"I can think. I can wait. I can fast." — "Siddhartha," by Hermann Hesse
I’ve only had my word of the year “wait” for a few days, and I can already tell you that waiting is not such an easy thing to do. Even so, my word has already taught me some valuable lessons.
I’ve used it while meditating to bring my attention back to quiet alertness. I’ve used it to remind myself to listen more and speak less. I’ve used it when poised to do something or say something that, after waiting a moment to take a few breaths, I thought better of.
Just this morning, I was about to call a company that recently provided some services at my house. I was irritated about something and intended to complain. Instead, I waited until after I had a cup of tea. I wrote an email to the company and rather than complain, I asked questions about what I was concerned about. The company had someone at my house within twenty minutes who looked at what I was concerned about and took care of it immediately, with assurances that they wanted me to be completely satisfied. Wow. My concerns were addressed and everybody felt much better than if I had opened the conversation with a criticism.
Of course, it’s true that I might not have gotten such a good outcome, but regardless of the company’s response, the point is that I was so much happier with the approach I took. And the approach I took was a direct result of waiting before acting on my initial impulse.

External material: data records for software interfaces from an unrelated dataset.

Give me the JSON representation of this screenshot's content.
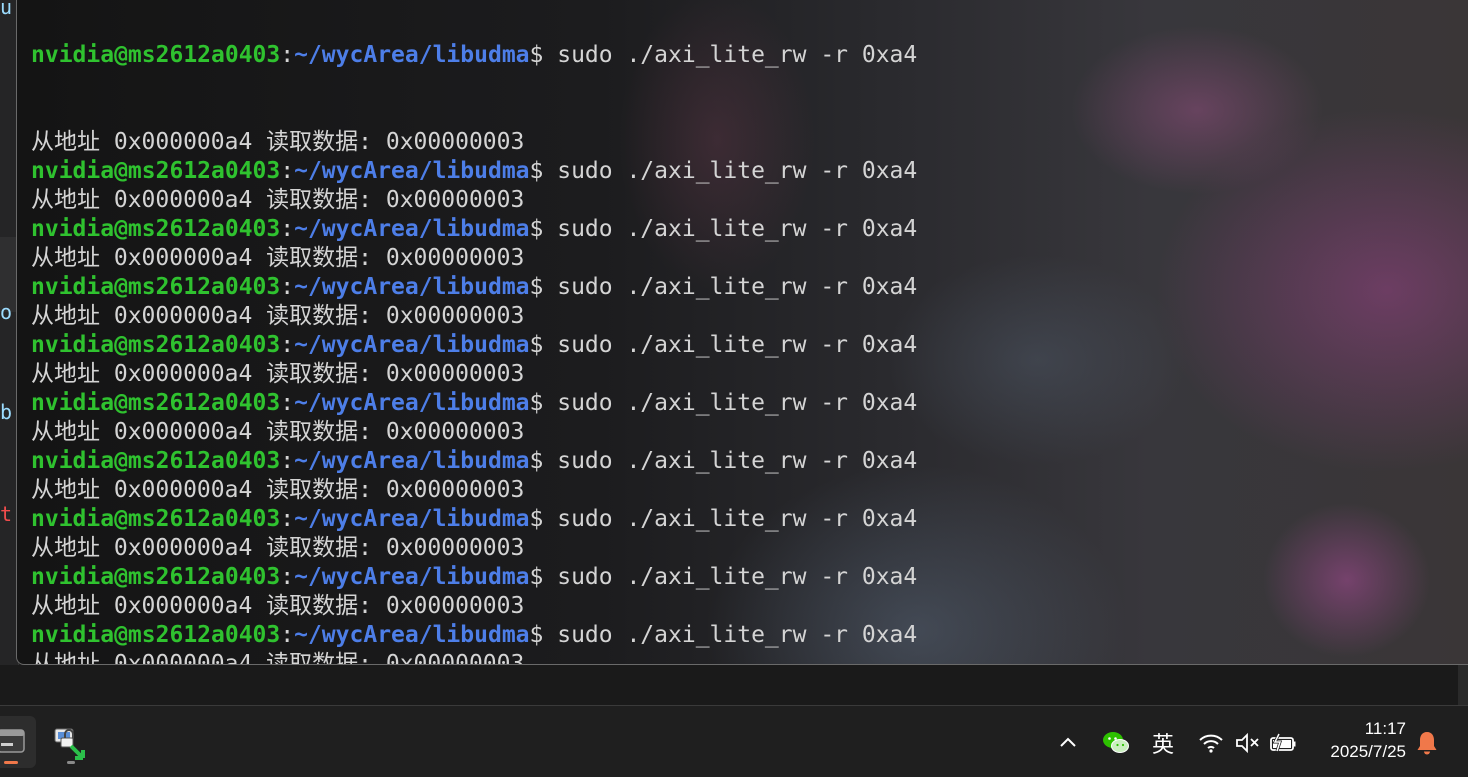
{
  "terminal": {
    "partial_top_prompt": {
      "user_host": "nvidia@ms2612a0403",
      "colon": ":",
      "path": "~/wycArea/libudma",
      "dollar": "$",
      "command": " sudo ./axi_lite_rw -r 0xa4"
    },
    "output_text": "从地址 0x000000a4 读取数据: 0x00000003",
    "prompt": {
      "user_host": "nvidia@ms2612a0403",
      "colon": ":",
      "path": "~/wycArea/libudma",
      "dollar": "$",
      "command": " sudo ./axi_lite_rw -r 0xa4"
    },
    "line_pairs": [
      {
        "output": "从地址 0x000000a4 读取数据: 0x00000003",
        "command": " sudo ./axi_lite_rw -r 0xa4"
      },
      {
        "output": "从地址 0x000000a4 读取数据: 0x00000003",
        "command": " sudo ./axi_lite_rw -r 0xa4"
      },
      {
        "output": "从地址 0x000000a4 读取数据: 0x00000003",
        "command": " sudo ./axi_lite_rw -r 0xa4"
      },
      {
        "output": "从地址 0x000000a4 读取数据: 0x00000003",
        "command": " sudo ./axi_lite_rw -r 0xa4"
      },
      {
        "output": "从地址 0x000000a4 读取数据: 0x00000003",
        "command": " sudo ./axi_lite_rw -r 0xa4"
      },
      {
        "output": "从地址 0x000000a4 读取数据: 0x00000003",
        "command": " sudo ./axi_lite_rw -r 0xa4"
      },
      {
        "output": "从地址 0x000000a4 读取数据: 0x00000003",
        "command": " sudo ./axi_lite_rw -r 0xa4"
      },
      {
        "output": "从地址 0x000000a4 读取数据: 0x00000003",
        "command": " sudo ./axi_lite_rw -r 0xa4"
      },
      {
        "output": "从地址 0x000000a4 读取数据: 0x00000003",
        "command": " sudo ./axi_lite_rw -r 0xa4"
      },
      {
        "output": "从地址 0x000000a4 读取数据: 0x00000003",
        "command": " sudo ./axi_lite_rw -r 0xa4"
      },
      {
        "output": "从地址 0x000000a4 读取数据: 0x00000003",
        "command": " sudo ./axi_lite_rw -r 0xa4"
      }
    ],
    "colors": {
      "user_host": "#2fc22f",
      "path": "#4d7ee8",
      "text": "#d4d4d4"
    }
  },
  "background_editor": {
    "fragments": [
      {
        "text": "u",
        "color": "#9cdcfe"
      },
      {
        "text": "o",
        "color": "#9cdcfe"
      },
      {
        "text": "b",
        "color": "#9cdcfe"
      },
      {
        "text": "t",
        "color": "#f14c4c"
      }
    ]
  },
  "taskbar": {
    "apps": [
      {
        "name": "terminal-app",
        "icon": "terminal-icon",
        "active": true,
        "indicator_color": "#f0784a"
      },
      {
        "name": "network-tool-app",
        "icon": "network-share-icon",
        "active": false,
        "indicator_color": "#8a8a8a"
      }
    ],
    "tray": {
      "show_hidden_icon": "chevron-up-icon",
      "wechat_icon": "wechat-icon",
      "ime_label": "英",
      "wifi_icon": "wifi-icon",
      "volume_icon": "volume-muted-icon",
      "battery_icon": "battery-charging-icon",
      "time": "11:17",
      "date": "2025/7/25",
      "notification_icon": "bell-icon",
      "notification_color": "#f0784a"
    }
  }
}
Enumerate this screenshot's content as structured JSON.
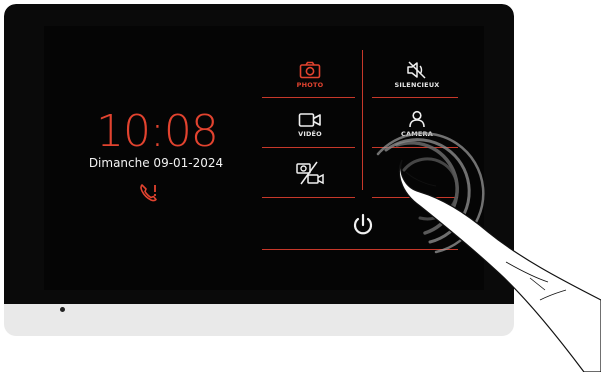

In another example, I have been thinking about a decision I need to make. It’s not urgent, but I have been pushing myself to decide just to get the issue resolved. Yesterday, I realized that waiting for more clarity will lead to a better decision. The only urgency is my own impatience. I put it aside.
As a bonus, because I had put it aside, I was able to make a more pressing decision on another matter with much more focus and confidence because my mind was not cluttered with needless distractions.
So although my initial reaction to my word was sort of a disappointed “Really?” I’ve come to see fairly quickly that I’m going to get a lot of mileage out of this humble word. Just “wait” and see.